QUESTION 3- For WILL.I.AM -Because she has the silicon valley narrative, she doesn’t think failure is ok and asks if there is any other word for failure?
Chairman’s response- This is a very interesting question. Most times when I give speeches, people ask me this question. Infact I was asked two weeks ago to share my failures. Failure can be modified, maybe called challenges. But the truth is, behind every successful man, there are many failures. But the world sees and celebrates just success which is good but it is also good to tell people about resilience, tenacity and just as will.i.am said’ you fall, you continue’. That is what makes entrepreneurs. For entrepreneurs the journey is not smooth but when you plot it you see an upward movement and finally my word or advice is (maybe the moderator can share it with her students), it is good to share most importantly how I overcome failures and my learning points from failures. So my principles are:
- You must be resilient.
- You must think long term because if you do, short-term failures won’t set you back so much because the journey is long
- Most importantly, you need laser focus and tenacity and know success would come at the end of the day if you are disciplined and focus.
I think we should talk to people about how to overcome challenges and failures.
QUESTION 4- For Tony Elumelu – How you think about scalability, what are your challenges and what you have done that has worked?
Tony Elumelu –
So the TEF entrepreneurs that are about 3000 across Africa, what were realized was that:
- They need the right operating environment to succeed and so I would say we need our government to develop capacity and create the right environment for the entrepreneurs because if we give them all the money it doesn’t solve their problems if they don’t have access to electricity and water.
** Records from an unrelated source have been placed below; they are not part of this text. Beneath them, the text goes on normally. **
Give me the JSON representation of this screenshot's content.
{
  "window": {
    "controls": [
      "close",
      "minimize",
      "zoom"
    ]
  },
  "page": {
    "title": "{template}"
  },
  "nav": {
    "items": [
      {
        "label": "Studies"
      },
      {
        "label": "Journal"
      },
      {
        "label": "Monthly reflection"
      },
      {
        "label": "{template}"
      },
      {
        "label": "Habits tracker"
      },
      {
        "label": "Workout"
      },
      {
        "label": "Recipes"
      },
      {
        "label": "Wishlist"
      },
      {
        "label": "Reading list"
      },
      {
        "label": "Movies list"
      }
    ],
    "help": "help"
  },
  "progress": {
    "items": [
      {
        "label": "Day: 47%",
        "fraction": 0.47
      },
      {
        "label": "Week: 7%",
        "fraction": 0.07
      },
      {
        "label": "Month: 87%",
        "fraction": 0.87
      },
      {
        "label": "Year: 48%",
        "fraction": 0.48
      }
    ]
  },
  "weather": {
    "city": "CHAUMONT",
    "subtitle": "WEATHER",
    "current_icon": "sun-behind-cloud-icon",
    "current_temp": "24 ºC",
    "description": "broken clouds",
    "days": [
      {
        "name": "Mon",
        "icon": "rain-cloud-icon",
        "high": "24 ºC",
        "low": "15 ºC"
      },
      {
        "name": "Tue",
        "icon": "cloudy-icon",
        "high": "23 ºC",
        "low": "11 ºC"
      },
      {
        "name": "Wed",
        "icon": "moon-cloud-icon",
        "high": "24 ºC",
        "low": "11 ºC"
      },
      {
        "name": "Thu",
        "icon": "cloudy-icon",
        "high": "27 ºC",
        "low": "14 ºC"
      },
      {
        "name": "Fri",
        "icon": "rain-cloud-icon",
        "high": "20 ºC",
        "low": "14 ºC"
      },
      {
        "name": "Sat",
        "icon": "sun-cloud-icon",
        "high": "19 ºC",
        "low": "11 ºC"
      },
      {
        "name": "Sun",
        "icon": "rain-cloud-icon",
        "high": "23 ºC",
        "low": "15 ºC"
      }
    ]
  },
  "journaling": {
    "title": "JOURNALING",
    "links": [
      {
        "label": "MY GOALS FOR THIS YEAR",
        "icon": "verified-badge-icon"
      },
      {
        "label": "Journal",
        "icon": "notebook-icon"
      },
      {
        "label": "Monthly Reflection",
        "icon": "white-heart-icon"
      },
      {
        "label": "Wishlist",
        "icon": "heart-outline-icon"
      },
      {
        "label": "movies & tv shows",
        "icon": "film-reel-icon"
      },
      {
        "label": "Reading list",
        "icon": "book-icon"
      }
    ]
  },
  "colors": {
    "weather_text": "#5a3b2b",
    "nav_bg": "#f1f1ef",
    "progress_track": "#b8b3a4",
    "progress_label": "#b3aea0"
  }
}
- We need to encourage women, when the entrepreneurship program started we had less than 30% of women that showed interest and what we did was that we went all out and created more awareness and now a lot more women are participating. We need more female mentors to share their success stories and help encourage the female entrepreneurs.
- Last point is, upon reviewing applications over the last four years, we found that the rural areas need entrepreneurship more than the urban areas, so we need to collectively create more awareness in the rural areas. This year, we are going to give more opportunity to people in the rural areas because some of them don’t even have access to internet to apply and their challenges are many. We cannot fix unemployment, poverty, address inclusive growth and development if we do not first prioritize our women participation and focus on people in the rural areas.